For the first time since it began delivering military training at colleges and universities in 1916, the Army’s Reserve Officer’s Training Corps program (ROTC) has been ordered to tape their inert firearms in high-vis orange and to discontinue the use of the disabled guns during on-campus drills—for safety, according to guns.com.
The overhaul of the training procedures comes after cadet drills, including one at George Mason University, were mistaken for possible active-shooter attacks, reports the Washington Post.
The story notes that last week, Maj. Gen. Christopher P. Hughes ordered all 275 Army ROTC units and 700 other affiliated programs to “use extra precaution during training exercises that involve the use of realistic rifle replicas and furtive movements that could be mistaken for a threat to the community.”
The 250 Army ROTC units and 700 affiliates will now conduct on-campus training with simulated weapons (that means they will pantomime carrying firearms with empty hands) while taking extra precaution transporting and storing inert drill rifles, including the application of orange tape.
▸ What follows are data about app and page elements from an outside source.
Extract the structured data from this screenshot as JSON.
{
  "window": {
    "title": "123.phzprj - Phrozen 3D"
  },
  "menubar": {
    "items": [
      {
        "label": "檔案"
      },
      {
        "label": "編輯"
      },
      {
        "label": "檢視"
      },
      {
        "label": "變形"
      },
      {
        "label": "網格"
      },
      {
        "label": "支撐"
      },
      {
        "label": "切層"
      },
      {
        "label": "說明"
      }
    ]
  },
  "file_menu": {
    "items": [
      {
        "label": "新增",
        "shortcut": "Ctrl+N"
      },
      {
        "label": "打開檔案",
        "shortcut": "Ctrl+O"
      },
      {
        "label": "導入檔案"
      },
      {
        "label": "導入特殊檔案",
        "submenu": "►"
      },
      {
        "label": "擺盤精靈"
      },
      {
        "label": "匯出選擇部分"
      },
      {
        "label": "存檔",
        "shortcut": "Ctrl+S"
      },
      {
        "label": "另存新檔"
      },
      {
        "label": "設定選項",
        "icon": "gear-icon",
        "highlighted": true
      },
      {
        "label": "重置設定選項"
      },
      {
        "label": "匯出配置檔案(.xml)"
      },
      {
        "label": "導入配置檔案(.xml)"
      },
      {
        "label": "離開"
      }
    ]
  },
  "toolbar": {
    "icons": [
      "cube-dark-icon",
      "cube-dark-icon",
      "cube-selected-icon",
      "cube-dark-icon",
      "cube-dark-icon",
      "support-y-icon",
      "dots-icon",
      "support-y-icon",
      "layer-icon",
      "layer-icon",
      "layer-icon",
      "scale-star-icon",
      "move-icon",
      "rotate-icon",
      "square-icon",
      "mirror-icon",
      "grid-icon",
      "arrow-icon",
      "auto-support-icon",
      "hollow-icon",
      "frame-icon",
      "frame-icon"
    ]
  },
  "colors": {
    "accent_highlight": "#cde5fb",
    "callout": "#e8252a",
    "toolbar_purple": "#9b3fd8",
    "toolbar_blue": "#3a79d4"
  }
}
“Due to the national increase of workplace and campus shootings, our training requires increased coordination, on and off-campus, with appropriate authorities to enhance our safety and minimize misperception by civilian populace or local authorities,” Hughes wrote of the new policy.